Yes, I will loose fifteen coffee mugs from my collection, but that still leaves over sixty of them on display in my family room. The 15 I chose to give are doubles I have and Central Minnesota Council mugs used as incentives during various promotions over the decades. I think these mugs will make a nice addition to the museum display. What do you think?

The Boy Scouts of Melrose Troop 68 took their May 7 meeting night to have a field trip. They gathered at the Melrose Area Historical Museum for a tour of the facility which worked into their monthly theme of Historical Places. One of the museum curators, Roger Paschke, lead the Boy Scouts through the rooms while explaining several of the more interesting of the exhibits. The Scouts learned a little about the founders of Melrose, Minnesota.

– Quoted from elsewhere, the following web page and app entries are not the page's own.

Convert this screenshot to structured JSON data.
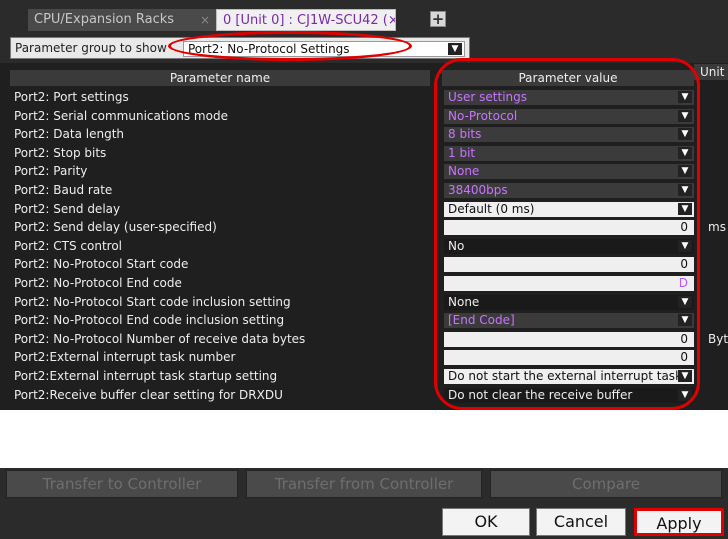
{
  "tabs": [
    {
      "label": "CPU/Expansion Racks",
      "close": "×",
      "active": false
    },
    {
      "label": "0 [Unit 0] : CJ1W-SCU42 (×",
      "close": "",
      "active": true
    }
  ],
  "add_tab_glyph": "+",
  "toolbar": {
    "group_label": "Parameter group to show",
    "group_value": "Port2: No-Protocol Settings",
    "dropdown_glyph": "▼"
  },
  "table": {
    "col_name": "Parameter name",
    "col_value": "Parameter value",
    "col_unit": "Unit",
    "rows": [
      {
        "name": "Port2: Port settings",
        "value": "User settings",
        "style": "dark",
        "dropdown": true,
        "unit": ""
      },
      {
        "name": "Port2: Serial communications mode",
        "value": "No-Protocol",
        "style": "dark",
        "dropdown": true,
        "unit": ""
      },
      {
        "name": "Port2: Data length",
        "value": "8 bits",
        "style": "dark",
        "dropdown": true,
        "unit": ""
      },
      {
        "name": "Port2: Stop bits",
        "value": "1 bit",
        "style": "dark",
        "dropdown": true,
        "unit": ""
      },
      {
        "name": "Port2: Parity",
        "value": "None",
        "style": "dark",
        "dropdown": true,
        "unit": ""
      },
      {
        "name": "Port2: Baud rate",
        "value": "38400bps",
        "style": "dark",
        "dropdown": true,
        "unit": ""
      },
      {
        "name": "Port2: Send delay",
        "value": "Default (0 ms)",
        "style": "light",
        "dropdown": true,
        "unit": ""
      },
      {
        "name": "Port2: Send delay (user-specified)",
        "value": "0",
        "style": "num",
        "dropdown": false,
        "unit": "ms"
      },
      {
        "name": "Port2: CTS control",
        "value": "No",
        "style": "dropsel",
        "dropdown": true,
        "unit": ""
      },
      {
        "name": "Port2: No-Protocol Start code",
        "value": "0",
        "style": "num",
        "dropdown": false,
        "unit": ""
      },
      {
        "name": "Port2: No-Protocol End code",
        "value": "D",
        "style": "numpurple",
        "dropdown": false,
        "unit": ""
      },
      {
        "name": "Port2: No-Protocol Start code inclusion setting",
        "value": "None",
        "style": "dropsel",
        "dropdown": true,
        "unit": ""
      },
      {
        "name": "Port2: No-Protocol End code inclusion setting",
        "value": "[End Code]",
        "style": "dark",
        "dropdown": true,
        "unit": ""
      },
      {
        "name": "Port2: No-Protocol Number of receive data bytes",
        "value": "0",
        "style": "num",
        "dropdown": false,
        "unit": "Byte"
      },
      {
        "name": "Port2:External interrupt task number",
        "value": "0",
        "style": "num",
        "dropdown": false,
        "unit": ""
      },
      {
        "name": "Port2:External interrupt task startup setting",
        "value": "Do not start the external interrupt task",
        "style": "light",
        "dropdown": true,
        "unit": ""
      },
      {
        "name": "Port2:Receive buffer clear setting for DRXDU",
        "value": "Do not clear the receive buffer",
        "style": "dropsel",
        "dropdown": true,
        "unit": ""
      }
    ]
  },
  "transfer_buttons": [
    "Transfer to Controller",
    "Transfer from Controller",
    "Compare"
  ],
  "dialog_buttons": {
    "ok": "OK",
    "cancel": "Cancel",
    "apply": "Apply"
  },
  "colors": {
    "highlight": "#e00000",
    "purple_value": "#c874ff"
  }
}
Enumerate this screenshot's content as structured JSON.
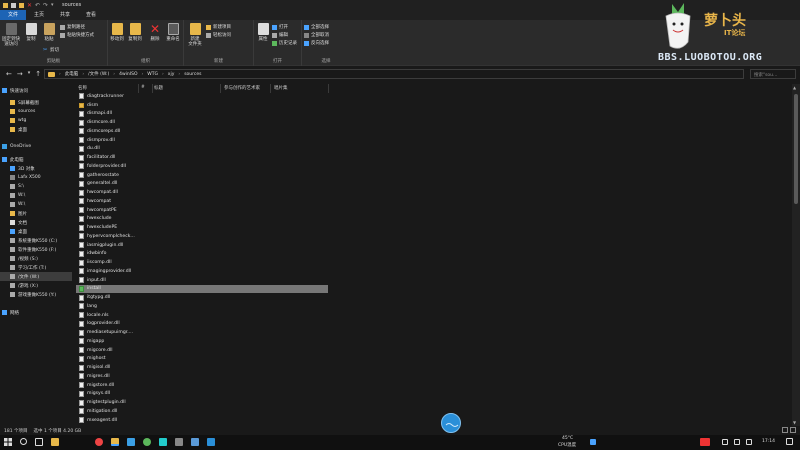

Mr. Paschke stopped the troop at the Charles Lindberg display for a short explanation of his famous plane trip and his links to Melrose. The boys enjoyed the “war room”, but quickly passed by the religious displays in the “chapel” for some reason. Other popular areas of the museum included the prohibition (moonshine and stills) area, the old printing press, the railroad displays, and the case with the old Scouting memorabilia.  The troop plans to go back to the museum later this month for a scavenger hunt.

Here are a few pictures from the field trip.

 The Boy Scouts learn about the ties Charles Lindberg had to Melrose, Minnesota.

 

 

 

 

 

 This is part of the Scouting display found at the museum.

 

 

 

 

 

 
 The group photo was taken in front of some of the old farming machinery found in the museum.